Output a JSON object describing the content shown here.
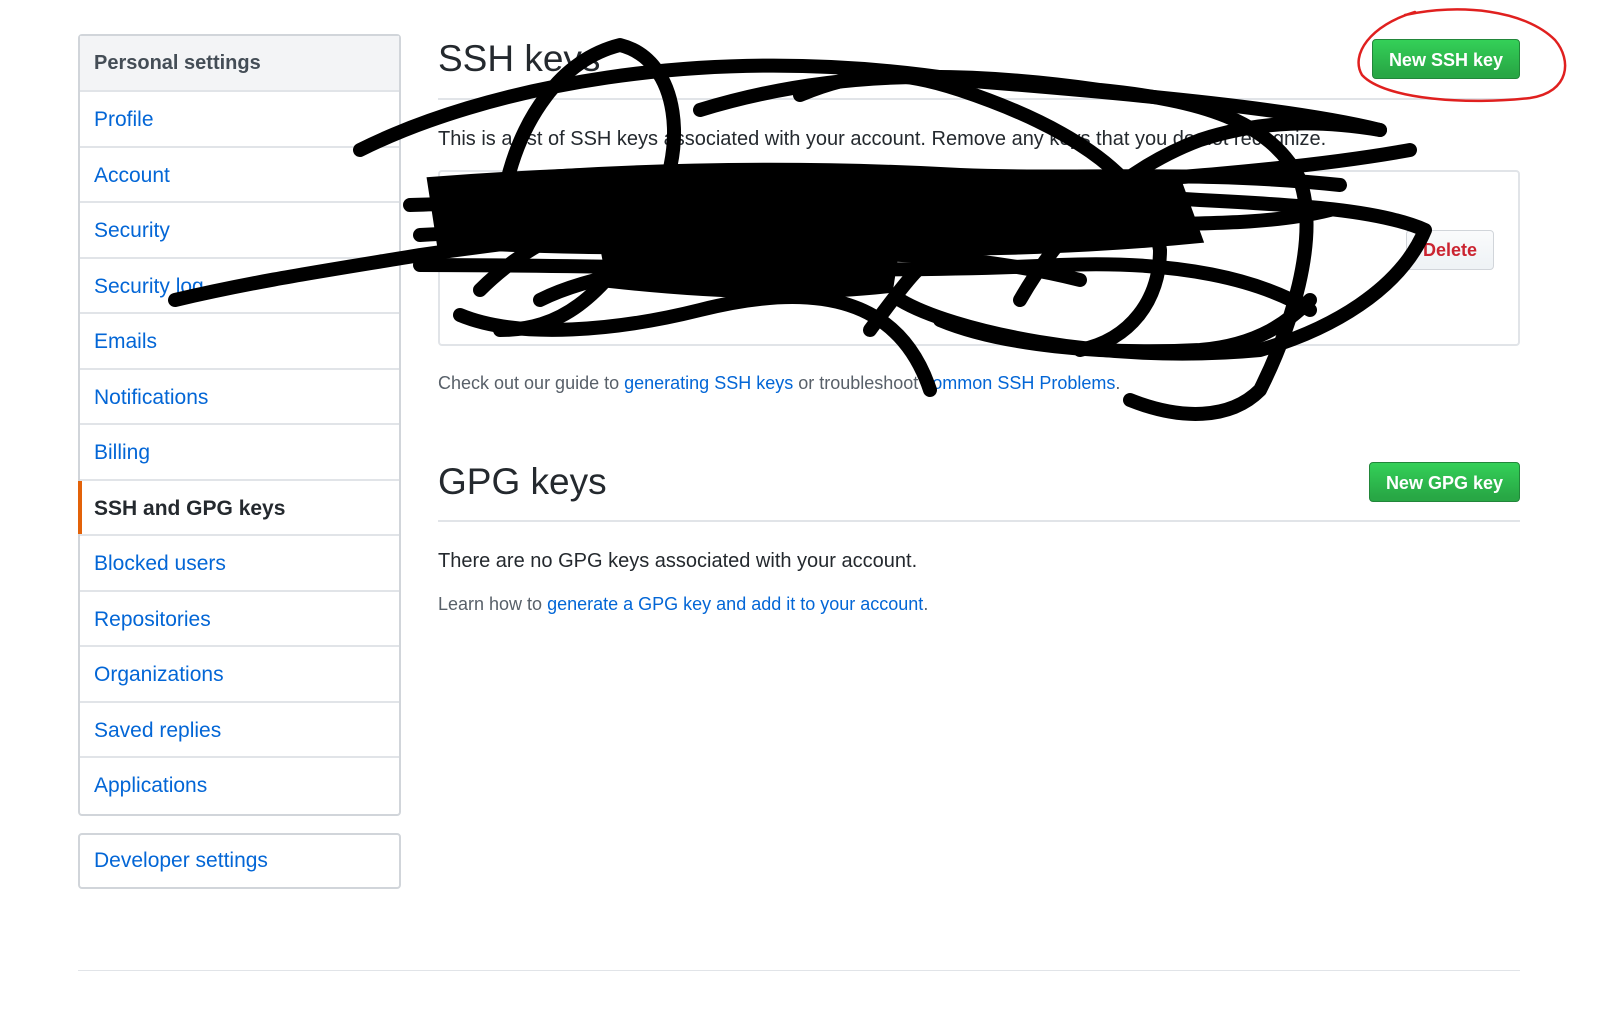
{
  "sidebar": {
    "heading": "Personal settings",
    "items": [
      {
        "label": "Profile"
      },
      {
        "label": "Account"
      },
      {
        "label": "Security"
      },
      {
        "label": "Security log"
      },
      {
        "label": "Emails"
      },
      {
        "label": "Notifications"
      },
      {
        "label": "Billing"
      },
      {
        "label": "SSH and GPG keys",
        "selected": true
      },
      {
        "label": "Blocked users"
      },
      {
        "label": "Repositories"
      },
      {
        "label": "Organizations"
      },
      {
        "label": "Saved replies"
      },
      {
        "label": "Applications"
      }
    ],
    "developer_settings": "Developer settings"
  },
  "ssh": {
    "title": "SSH keys",
    "new_button": "New SSH key",
    "description": "This is a list of SSH keys associated with your account. Remove any keys that you do not recognize.",
    "delete_button": "Delete",
    "guide_prefix": "Check out our guide to ",
    "guide_link": "generating SSH keys",
    "guide_middle": " or troubleshoot ",
    "guide_link2": "common SSH Problems",
    "guide_suffix": "."
  },
  "gpg": {
    "title": "GPG keys",
    "new_button": "New GPG key",
    "empty_text": "There are no GPG keys associated with your account.",
    "learn_prefix": "Learn how to ",
    "learn_link": "generate a GPG key and add it to your account",
    "learn_suffix": "."
  },
  "colors": {
    "link": "#0366d6",
    "primary_green": "#28a745",
    "danger_red": "#cb2431",
    "selected_accent": "#e36209",
    "annotation_red": "#e0201f"
  }
}
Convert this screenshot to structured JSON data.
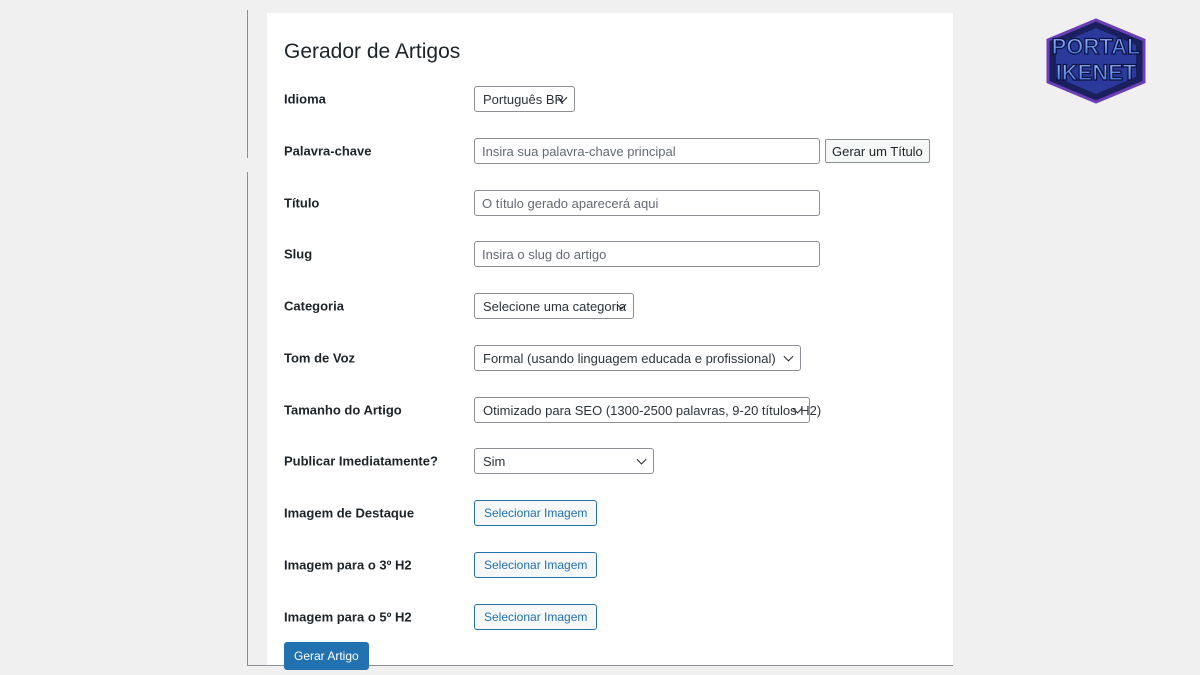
{
  "page": {
    "title": "Gerador de Artigos"
  },
  "form": {
    "idioma": {
      "label": "Idioma",
      "value": "Português BR"
    },
    "palavra_chave": {
      "label": "Palavra-chave",
      "placeholder": "Insira sua palavra-chave principal",
      "button_label": "Gerar um Título"
    },
    "titulo": {
      "label": "Título",
      "placeholder": "O título gerado aparecerá aqui"
    },
    "slug": {
      "label": "Slug",
      "placeholder": "Insira o slug do artigo"
    },
    "categoria": {
      "label": "Categoria",
      "value": "Selecione uma categoria"
    },
    "tom_de_voz": {
      "label": "Tom de Voz",
      "value": "Formal (usando linguagem educada e profissional)"
    },
    "tamanho": {
      "label": "Tamanho do Artigo",
      "value": "Otimizado para SEO (1300-2500 palavras, 9-20 títulos H2)"
    },
    "publicar": {
      "label": "Publicar Imediatamente?",
      "value": "Sim"
    },
    "imagem_destaque": {
      "label": "Imagem de Destaque",
      "button_label": "Selecionar Imagem"
    },
    "imagem_h2_3": {
      "label": "Imagem para o 3º H2",
      "button_label": "Selecionar Imagem"
    },
    "imagem_h2_5": {
      "label": "Imagem para o 5º H2",
      "button_label": "Selecionar Imagem"
    },
    "submit_label": "Gerar Artigo"
  },
  "logo": {
    "line1": "PORTAL",
    "line2": "IKENET"
  },
  "colors": {
    "accent": "#2271b1",
    "background": "#f0f0f1",
    "panel": "#ffffff",
    "logo_blue": "#3a6fd8",
    "logo_purple": "#6a3fb5"
  }
}
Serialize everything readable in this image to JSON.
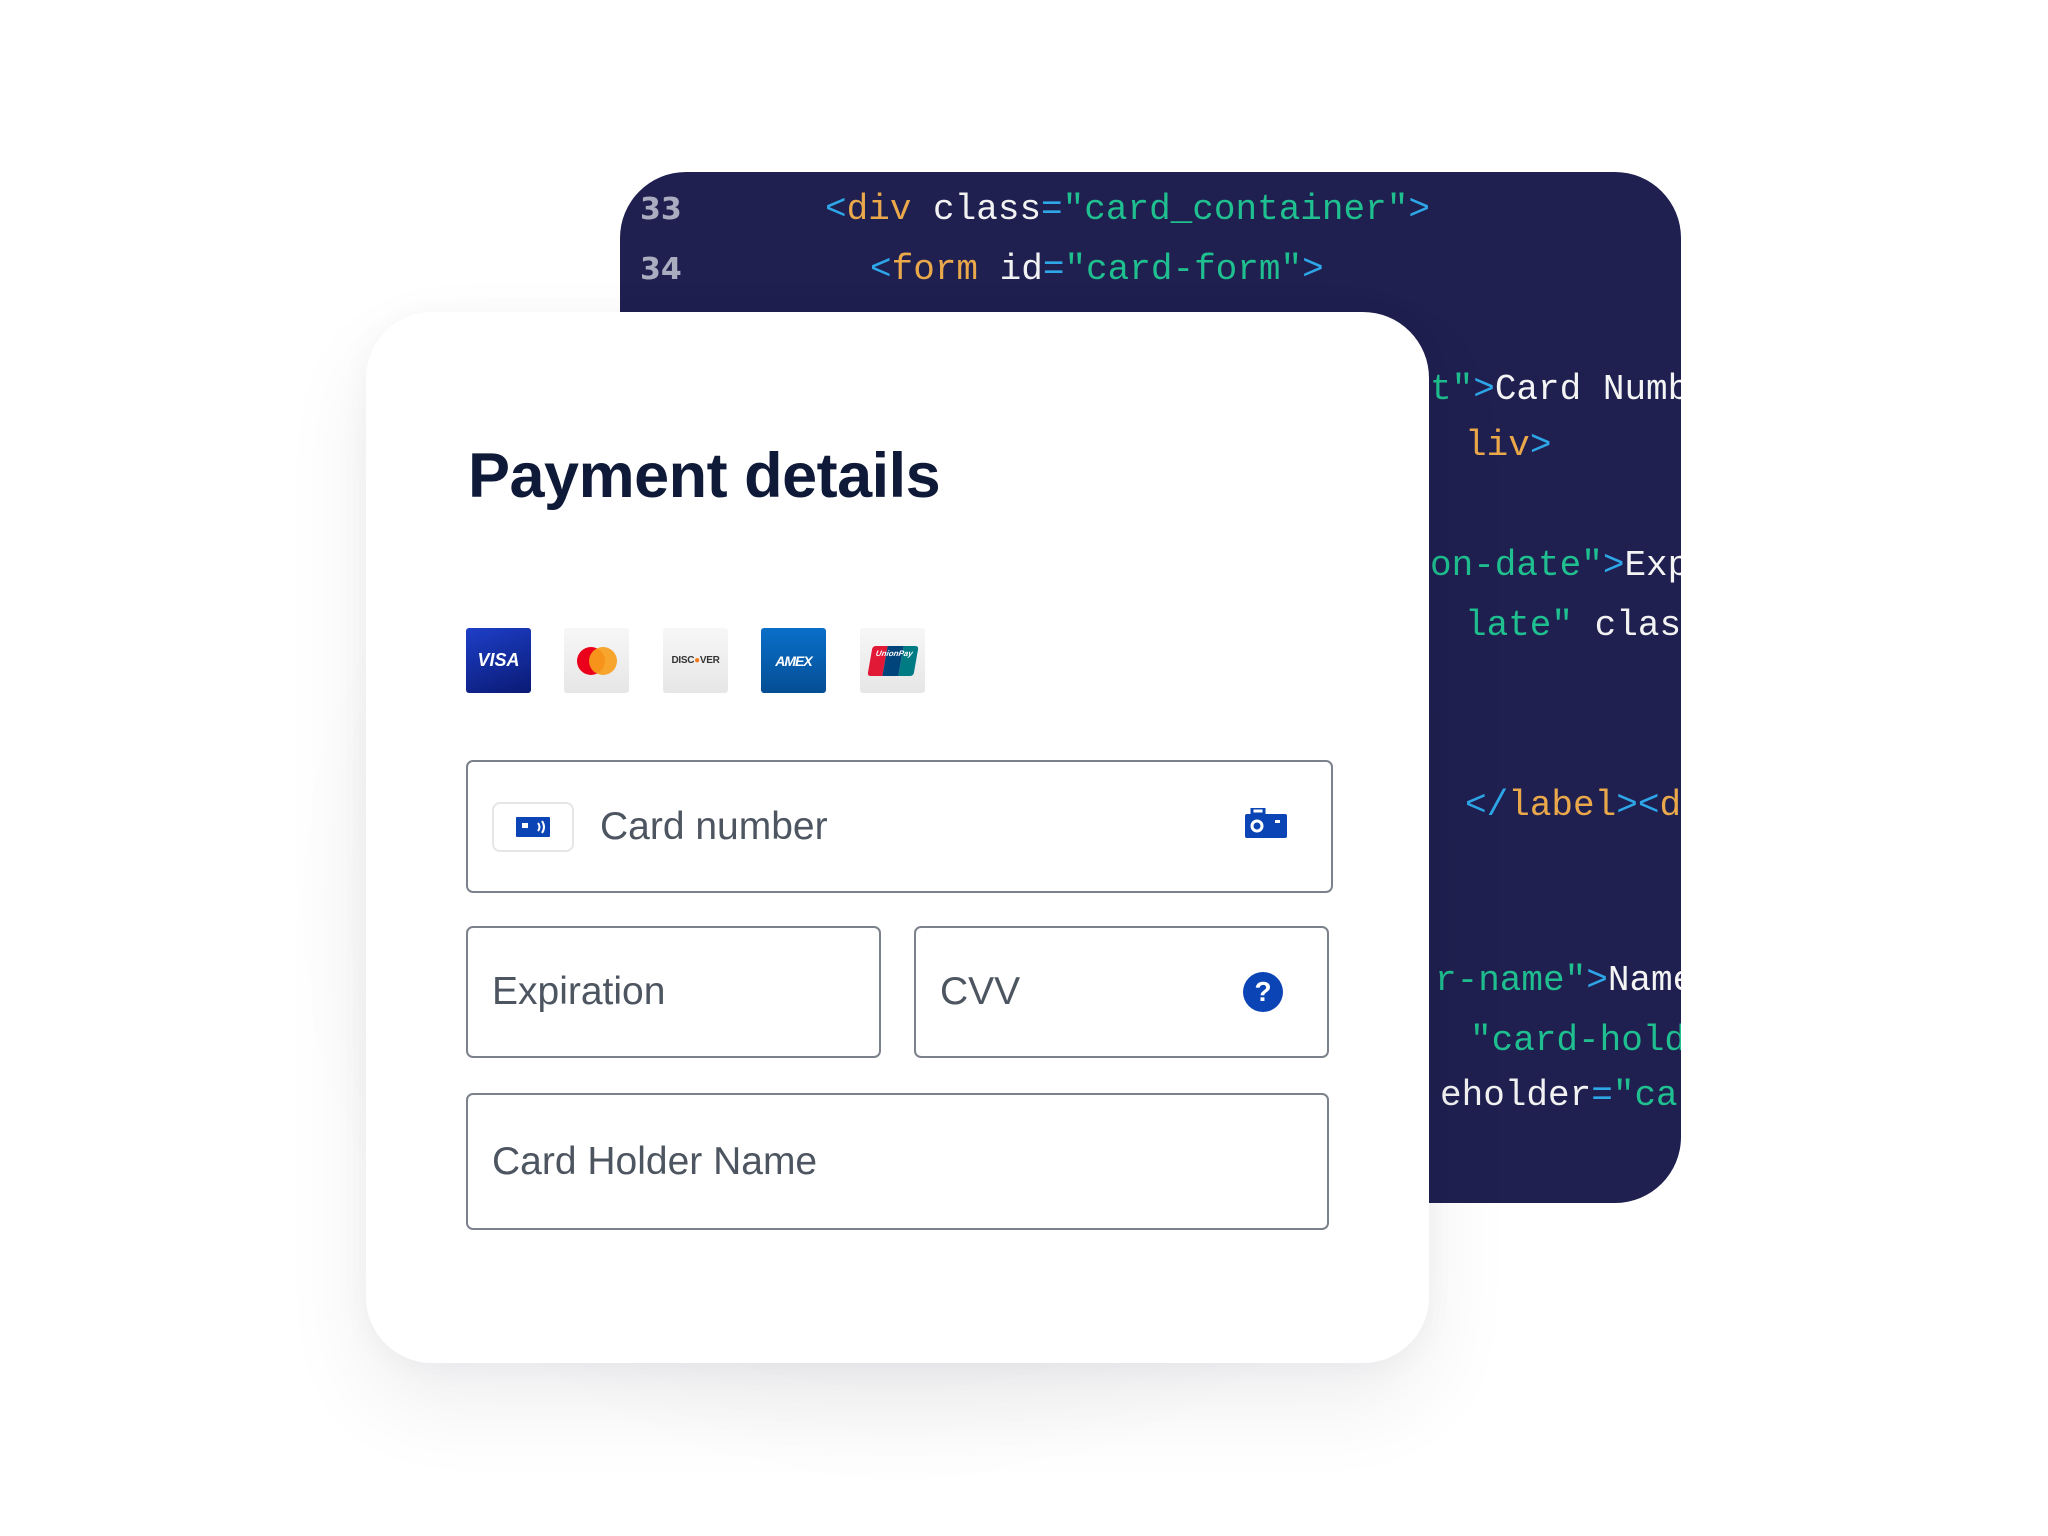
{
  "code_panel": {
    "lines": [
      {
        "num": "33",
        "tokens": [
          [
            "punct",
            "<"
          ],
          [
            "tag",
            "div"
          ],
          [
            "attr",
            " class"
          ],
          [
            "punct",
            "="
          ],
          [
            "str",
            "\"card_container\""
          ],
          [
            "punct",
            ">"
          ]
        ]
      },
      {
        "num": "34",
        "tokens": [
          [
            "punct",
            "<"
          ],
          [
            "tag",
            "form"
          ],
          [
            "attr",
            " id"
          ],
          [
            "punct",
            "="
          ],
          [
            "str",
            "\"card-form\""
          ],
          [
            "punct",
            ">"
          ]
        ]
      },
      {
        "num": "",
        "tokens": [
          [
            "str",
            "t\""
          ],
          [
            "punct",
            ">"
          ],
          [
            "text",
            "Card Numb"
          ]
        ]
      },
      {
        "num": "",
        "tokens": [
          [
            "tag",
            "liv"
          ],
          [
            "punct",
            ">"
          ]
        ]
      },
      {
        "num": "",
        "tokens": [
          [
            "str",
            "on-date\""
          ],
          [
            "punct",
            ">"
          ],
          [
            "text",
            "Exp"
          ]
        ]
      },
      {
        "num": "",
        "tokens": [
          [
            "str",
            "late\""
          ],
          [
            "attr",
            " class"
          ],
          [
            "punct",
            "="
          ]
        ]
      },
      {
        "num": "",
        "tokens": [
          [
            "punct",
            "</"
          ],
          [
            "tag",
            "label"
          ],
          [
            "punct",
            "><"
          ],
          [
            "tag",
            "div"
          ]
        ]
      },
      {
        "num": "",
        "tokens": [
          [
            "str",
            "r-name\""
          ],
          [
            "punct",
            ">"
          ],
          [
            "text",
            "Name"
          ]
        ]
      },
      {
        "num": "",
        "tokens": [
          [
            "str",
            "\"card-holder"
          ]
        ]
      },
      {
        "num": "",
        "tokens": [
          [
            "attr",
            "eholder"
          ],
          [
            "punct",
            "="
          ],
          [
            "str",
            "\"car"
          ]
        ]
      }
    ]
  },
  "card": {
    "title": "Payment details",
    "card_brands": [
      "VISA",
      "Mastercard",
      "DISCOVER",
      "AMEX",
      "UnionPay"
    ],
    "fields": {
      "card_number": {
        "placeholder": "Card number"
      },
      "expiration": {
        "placeholder": "Expiration"
      },
      "cvv": {
        "placeholder": "CVV",
        "help_icon": "?"
      },
      "card_holder": {
        "placeholder": "Card Holder Name"
      }
    }
  },
  "colors": {
    "code_bg": "#1f2050",
    "accent": "#0b44b4",
    "title": "#0f1a38",
    "placeholder": "#4d5561"
  }
}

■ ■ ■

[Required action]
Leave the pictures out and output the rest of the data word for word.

[Solution]
Output a JSON object describing the content shown here.
{
  "sidebar": {
    "heading": "Personal settings",
    "items": [
      {
        "label": "Profile"
      },
      {
        "label": "Account"
      },
      {
        "label": "Security"
      },
      {
        "label": "Security log"
      },
      {
        "label": "Emails"
      },
      {
        "label": "Notifications"
      },
      {
        "label": "Billing"
      },
      {
        "label": "SSH and GPG keys",
        "selected": true
      },
      {
        "label": "Blocked users"
      },
      {
        "label": "Repositories"
      },
      {
        "label": "Organizations"
      },
      {
        "label": "Saved replies"
      },
      {
        "label": "Applications"
      }
    ],
    "developer_settings": "Developer settings"
  },
  "ssh": {
    "title": "SSH keys",
    "new_button": "New SSH key",
    "description": "This is a list of SSH keys associated with your account. Remove any keys that you do not recognize.",
    "delete_button": "Delete",
    "guide_prefix": "Check out our guide to ",
    "guide_link": "generating SSH keys",
    "guide_middle": " or troubleshoot ",
    "guide_link2": "common SSH Problems",
    "guide_suffix": "."
  },
  "gpg": {
    "title": "GPG keys",
    "new_button": "New GPG key",
    "empty_text": "There are no GPG keys associated with your account.",
    "learn_prefix": "Learn how to ",
    "learn_link": "generate a GPG key and add it to your account",
    "learn_suffix": "."
  },
  "colors": {
    "link": "#0366d6",
    "primary_green": "#28a745",
    "danger_red": "#cb2431",
    "selected_accent": "#e36209",
    "annotation_red": "#e0201f"
  }
}
Convert this screenshot to structured JSON data.
{
  "page": {
    "title": "Gerador de Artigos"
  },
  "form": {
    "idioma": {
      "label": "Idioma",
      "value": "Português BR"
    },
    "palavra_chave": {
      "label": "Palavra-chave",
      "placeholder": "Insira sua palavra-chave principal",
      "button_label": "Gerar um Título"
    },
    "titulo": {
      "label": "Título",
      "placeholder": "O título gerado aparecerá aqui"
    },
    "slug": {
      "label": "Slug",
      "placeholder": "Insira o slug do artigo"
    },
    "categoria": {
      "label": "Categoria",
      "value": "Selecione uma categoria"
    },
    "tom_de_voz": {
      "label": "Tom de Voz",
      "value": "Formal (usando linguagem educada e profissional)"
    },
    "tamanho": {
      "label": "Tamanho do Artigo",
      "value": "Otimizado para SEO (1300-2500 palavras, 9-20 títulos H2)"
    },
    "publicar": {
      "label": "Publicar Imediatamente?",
      "value": "Sim"
    },
    "imagem_destaque": {
      "label": "Imagem de Destaque",
      "button_label": "Selecionar Imagem"
    },
    "imagem_h2_3": {
      "label": "Imagem para o 3º H2",
      "button_label": "Selecionar Imagem"
    },
    "imagem_h2_5": {
      "label": "Imagem para o 5º H2",
      "button_label": "Selecionar Imagem"
    },
    "submit_label": "Gerar Artigo"
  },
  "logo": {
    "line1": "PORTAL",
    "line2": "IKENET"
  },
  "colors": {
    "accent": "#2271b1",
    "background": "#f0f0f1",
    "panel": "#ffffff",
    "logo_blue": "#3a6fd8",
    "logo_purple": "#6a3fb5"
  }
}
Serialize everything readable in this image to JSON.
{
  "code_panel": {
    "lines": [
      {
        "num": "33",
        "tokens": [
          [
            "punct",
            "<"
          ],
          [
            "tag",
            "div"
          ],
          [
            "attr",
            " class"
          ],
          [
            "punct",
            "="
          ],
          [
            "str",
            "\"card_container\""
          ],
          [
            "punct",
            ">"
          ]
        ]
      },
      {
        "num": "34",
        "tokens": [
          [
            "punct",
            "<"
          ],
          [
            "tag",
            "form"
          ],
          [
            "attr",
            " id"
          ],
          [
            "punct",
            "="
          ],
          [
            "str",
            "\"card-form\""
          ],
          [
            "punct",
            ">"
          ]
        ]
      },
      {
        "num": "",
        "tokens": [
          [
            "str",
            "t\""
          ],
          [
            "punct",
            ">"
          ],
          [
            "text",
            "Card Numb"
          ]
        ]
      },
      {
        "num": "",
        "tokens": [
          [
            "tag",
            "liv"
          ],
          [
            "punct",
            ">"
          ]
        ]
      },
      {
        "num": "",
        "tokens": [
          [
            "str",
            "on-date\""
          ],
          [
            "punct",
            ">"
          ],
          [
            "text",
            "Exp"
          ]
        ]
      },
      {
        "num": "",
        "tokens": [
          [
            "str",
            "late\""
          ],
          [
            "attr",
            " class"
          ],
          [
            "punct",
            "="
          ]
        ]
      },
      {
        "num": "",
        "tokens": [
          [
            "punct",
            "</"
          ],
          [
            "tag",
            "label"
          ],
          [
            "punct",
            "><"
          ],
          [
            "tag",
            "div"
          ]
        ]
      },
      {
        "num": "",
        "tokens": [
          [
            "str",
            "r-name\""
          ],
          [
            "punct",
            ">"
          ],
          [
            "text",
            "Name"
          ]
        ]
      },
      {
        "num": "",
        "tokens": [
          [
            "str",
            "\"card-holder"
          ]
        ]
      },
      {
        "num": "",
        "tokens": [
          [
            "attr",
            "eholder"
          ],
          [
            "punct",
            "="
          ],
          [
            "str",
            "\"car"
          ]
        ]
      }
    ]
  },
  "card": {
    "title": "Payment details",
    "card_brands": [
      "VISA",
      "Mastercard",
      "DISCOVER",
      "AMEX",
      "UnionPay"
    ],
    "fields": {
      "card_number": {
        "placeholder": "Card number"
      },
      "expiration": {
        "placeholder": "Expiration"
      },
      "cvv": {
        "placeholder": "CVV",
        "help_icon": "?"
      },
      "card_holder": {
        "placeholder": "Card Holder Name"
      }
    }
  },
  "colors": {
    "code_bg": "#1f2050",
    "accent": "#0b44b4",
    "title": "#0f1a38",
    "placeholder": "#4d5561"
  }
}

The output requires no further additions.